[Opening Extracted records section]

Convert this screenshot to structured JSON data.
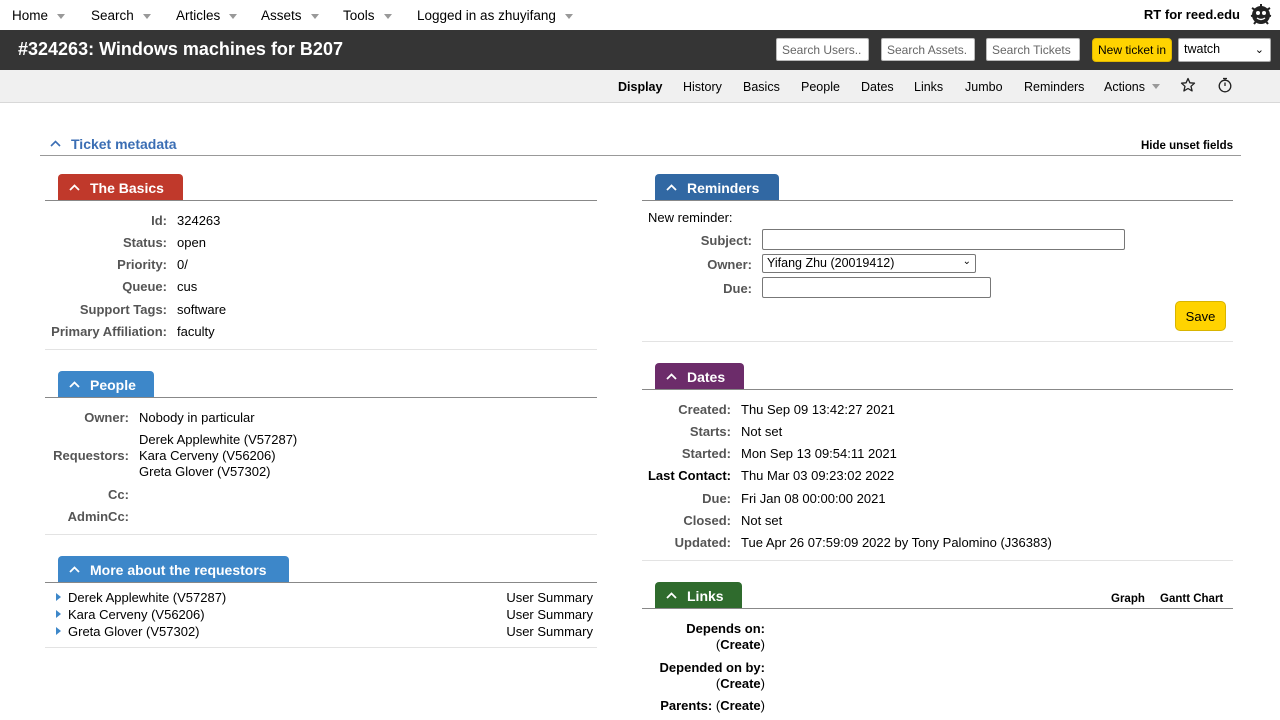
{
  "topnav": {
    "items": [
      "Home",
      "Search",
      "Articles",
      "Assets",
      "Tools",
      "Logged in as zhuyifang"
    ],
    "brand": "RT for reed.edu"
  },
  "titlebar": {
    "title": "#324263: Windows machines for B207",
    "search_users_placeholder": "Search Users..",
    "search_assets_placeholder": "Search Assets.",
    "search_tickets_placeholder": "Search Tickets",
    "new_ticket_label": "New ticket in",
    "queue_selected": "twatch"
  },
  "pagenav": {
    "items": [
      "Display",
      "History",
      "Basics",
      "People",
      "Dates",
      "Links",
      "Jumbo",
      "Reminders",
      "Actions"
    ],
    "active": "Display"
  },
  "metadata": {
    "title": "Ticket metadata",
    "hide_unset": "Hide unset fields"
  },
  "basics": {
    "title": "The Basics",
    "rows": [
      {
        "label": "Id:",
        "value": "324263"
      },
      {
        "label": "Status:",
        "value": "open"
      },
      {
        "label": "Priority:",
        "value": "0/"
      },
      {
        "label": "Queue:",
        "value": "cus"
      },
      {
        "label": "Support Tags:",
        "value": "software"
      },
      {
        "label": "Primary Affiliation:",
        "value": "faculty"
      }
    ]
  },
  "people": {
    "title": "People",
    "owner_label": "Owner:",
    "owner_value": "Nobody in particular",
    "requestors_label": "Requestors:",
    "requestors": [
      "Derek Applewhite (V57287)",
      "Kara Cerveny (V56206)",
      "Greta Glover (V57302)"
    ],
    "cc_label": "Cc:",
    "admincc_label": "AdminCc:"
  },
  "more_requestors": {
    "title": "More about the requestors",
    "rows": [
      {
        "name": "Derek Applewhite (V57287)",
        "link": "User Summary"
      },
      {
        "name": "Kara Cerveny (V56206)",
        "link": "User Summary"
      },
      {
        "name": "Greta Glover (V57302)",
        "link": "User Summary"
      }
    ]
  },
  "reminders": {
    "title": "Reminders",
    "new_reminder": "New reminder:",
    "subject_label": "Subject:",
    "subject_value": "",
    "owner_label": "Owner:",
    "owner_value": "Yifang Zhu (20019412)",
    "due_label": "Due:",
    "due_value": "",
    "save": "Save"
  },
  "dates": {
    "title": "Dates",
    "rows": [
      {
        "label": "Created:",
        "value": "Thu Sep 09 13:42:27 2021"
      },
      {
        "label": "Starts:",
        "value": "Not set"
      },
      {
        "label": "Started:",
        "value": "Mon Sep 13 09:54:11 2021"
      },
      {
        "label": "Last Contact:",
        "value": "Thu Mar 03 09:23:02 2022"
      },
      {
        "label": "Due:",
        "value": "Fri Jan 08 00:00:00 2021"
      },
      {
        "label": "Closed:",
        "value": "Not set"
      },
      {
        "label": "Updated:",
        "value": "Tue Apr 26 07:59:09 2022 by Tony Palomino (J36383)"
      }
    ]
  },
  "links": {
    "title": "Links",
    "graph": "Graph",
    "gantt": "Gantt Chart",
    "depends_on": "Depends on:",
    "depended_on_by": "Depended on by:",
    "parents": "Parents:",
    "create": "Create",
    "paren_open": "(",
    "paren_close": ")"
  }
}
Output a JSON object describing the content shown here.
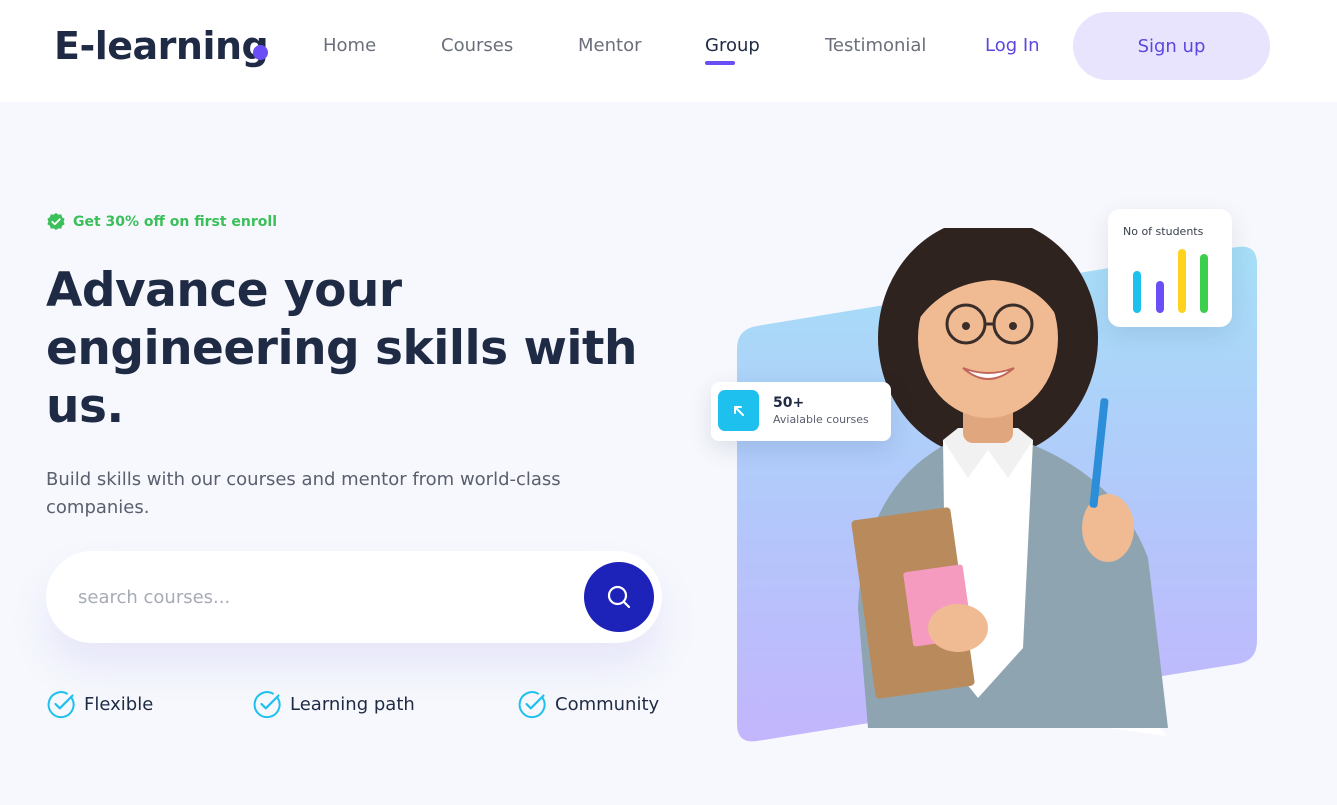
{
  "brand": {
    "name": "E-learning",
    "dot_color": "#6b4ef5"
  },
  "nav": {
    "items": [
      {
        "label": "Home",
        "active": false
      },
      {
        "label": "Courses",
        "active": false
      },
      {
        "label": "Mentor",
        "active": false
      },
      {
        "label": "Group",
        "active": true
      },
      {
        "label": "Testimonial",
        "active": false
      }
    ],
    "login_label": "Log In",
    "signup_label": "Sign up"
  },
  "hero": {
    "promo": "Get 30% off on first enroll",
    "headline_line1": "Advance your",
    "headline_line2": "engineering skills with",
    "headline_line3": "us.",
    "subtext": "Build skills with our courses and mentor from world-class companies."
  },
  "search": {
    "placeholder": "search courses...",
    "value": ""
  },
  "features": [
    {
      "label": "Flexible",
      "icon": "check-circle-icon"
    },
    {
      "label": "Learning path",
      "icon": "check-circle-icon"
    },
    {
      "label": "Community",
      "icon": "check-circle-icon"
    }
  ],
  "stats_card": {
    "value": "50+",
    "label": "Avialable courses",
    "icon": "arrow-up-left-icon"
  },
  "students_card": {
    "title": "No of students",
    "bar_colors": [
      "#1ec0ee",
      "#6b4ef5",
      "#ffd21f",
      "#3ccf4e"
    ]
  },
  "colors": {
    "accent": "#6b4ef5",
    "primary_dark": "#1d22b8",
    "promo_green": "#3bbf5a",
    "heading": "#1f2a44"
  }
}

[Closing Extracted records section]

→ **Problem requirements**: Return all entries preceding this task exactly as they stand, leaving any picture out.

→ **The answer**:
Convert this screenshot to structured JSON data.
{
  "topnav": {
    "items": [
      "Home",
      "Search",
      "Articles",
      "Assets",
      "Tools",
      "Logged in as zhuyifang"
    ],
    "brand": "RT for reed.edu"
  },
  "titlebar": {
    "title": "#324263: Windows machines for B207",
    "search_users_placeholder": "Search Users..",
    "search_assets_placeholder": "Search Assets.",
    "search_tickets_placeholder": "Search Tickets",
    "new_ticket_label": "New ticket in",
    "queue_selected": "twatch"
  },
  "pagenav": {
    "items": [
      "Display",
      "History",
      "Basics",
      "People",
      "Dates",
      "Links",
      "Jumbo",
      "Reminders",
      "Actions"
    ],
    "active": "Display"
  },
  "metadata": {
    "title": "Ticket metadata",
    "hide_unset": "Hide unset fields"
  },
  "basics": {
    "title": "The Basics",
    "rows": [
      {
        "label": "Id:",
        "value": "324263"
      },
      {
        "label": "Status:",
        "value": "open"
      },
      {
        "label": "Priority:",
        "value": "0/"
      },
      {
        "label": "Queue:",
        "value": "cus"
      },
      {
        "label": "Support Tags:",
        "value": "software"
      },
      {
        "label": "Primary Affiliation:",
        "value": "faculty"
      }
    ]
  },
  "people": {
    "title": "People",
    "owner_label": "Owner:",
    "owner_value": "Nobody in particular",
    "requestors_label": "Requestors:",
    "requestors": [
      "Derek Applewhite (V57287)",
      "Kara Cerveny (V56206)",
      "Greta Glover (V57302)"
    ],
    "cc_label": "Cc:",
    "admincc_label": "AdminCc:"
  },
  "more_requestors": {
    "title": "More about the requestors",
    "rows": [
      {
        "name": "Derek Applewhite (V57287)",
        "link": "User Summary"
      },
      {
        "name": "Kara Cerveny (V56206)",
        "link": "User Summary"
      },
      {
        "name": "Greta Glover (V57302)",
        "link": "User Summary"
      }
    ]
  },
  "reminders": {
    "title": "Reminders",
    "new_reminder": "New reminder:",
    "subject_label": "Subject:",
    "subject_value": "",
    "owner_label": "Owner:",
    "owner_value": "Yifang Zhu (20019412)",
    "due_label": "Due:",
    "due_value": "",
    "save": "Save"
  },
  "dates": {
    "title": "Dates",
    "rows": [
      {
        "label": "Created:",
        "value": "Thu Sep 09 13:42:27 2021"
      },
      {
        "label": "Starts:",
        "value": "Not set"
      },
      {
        "label": "Started:",
        "value": "Mon Sep 13 09:54:11 2021"
      },
      {
        "label": "Last Contact:",
        "value": "Thu Mar 03 09:23:02 2022"
      },
      {
        "label": "Due:",
        "value": "Fri Jan 08 00:00:00 2021"
      },
      {
        "label": "Closed:",
        "value": "Not set"
      },
      {
        "label": "Updated:",
        "value": "Tue Apr 26 07:59:09 2022 by Tony Palomino (J36383)"
      }
    ]
  },
  "links": {
    "title": "Links",
    "graph": "Graph",
    "gantt": "Gantt Chart",
    "depends_on": "Depends on:",
    "depended_on_by": "Depended on by:",
    "parents": "Parents:",
    "create": "Create",
    "paren_open": "(",
    "paren_close": ")"
  }
}
Output a JSON object describing the content shown here.
{
  "brand": {
    "name": "E-learning",
    "dot_color": "#6b4ef5"
  },
  "nav": {
    "items": [
      {
        "label": "Home",
        "active": false
      },
      {
        "label": "Courses",
        "active": false
      },
      {
        "label": "Mentor",
        "active": false
      },
      {
        "label": "Group",
        "active": true
      },
      {
        "label": "Testimonial",
        "active": false
      }
    ],
    "login_label": "Log In",
    "signup_label": "Sign up"
  },
  "hero": {
    "promo": "Get 30% off on first enroll",
    "headline_line1": "Advance your",
    "headline_line2": "engineering skills with",
    "headline_line3": "us.",
    "subtext": "Build skills with our courses and mentor from world-class companies."
  },
  "search": {
    "placeholder": "search courses...",
    "value": ""
  },
  "features": [
    {
      "label": "Flexible",
      "icon": "check-circle-icon"
    },
    {
      "label": "Learning path",
      "icon": "check-circle-icon"
    },
    {
      "label": "Community",
      "icon": "check-circle-icon"
    }
  ],
  "stats_card": {
    "value": "50+",
    "label": "Avialable courses",
    "icon": "arrow-up-left-icon"
  },
  "students_card": {
    "title": "No of students",
    "bar_colors": [
      "#1ec0ee",
      "#6b4ef5",
      "#ffd21f",
      "#3ccf4e"
    ]
  },
  "colors": {
    "accent": "#6b4ef5",
    "primary_dark": "#1d22b8",
    "promo_green": "#3bbf5a",
    "heading": "#1f2a44"
  }
}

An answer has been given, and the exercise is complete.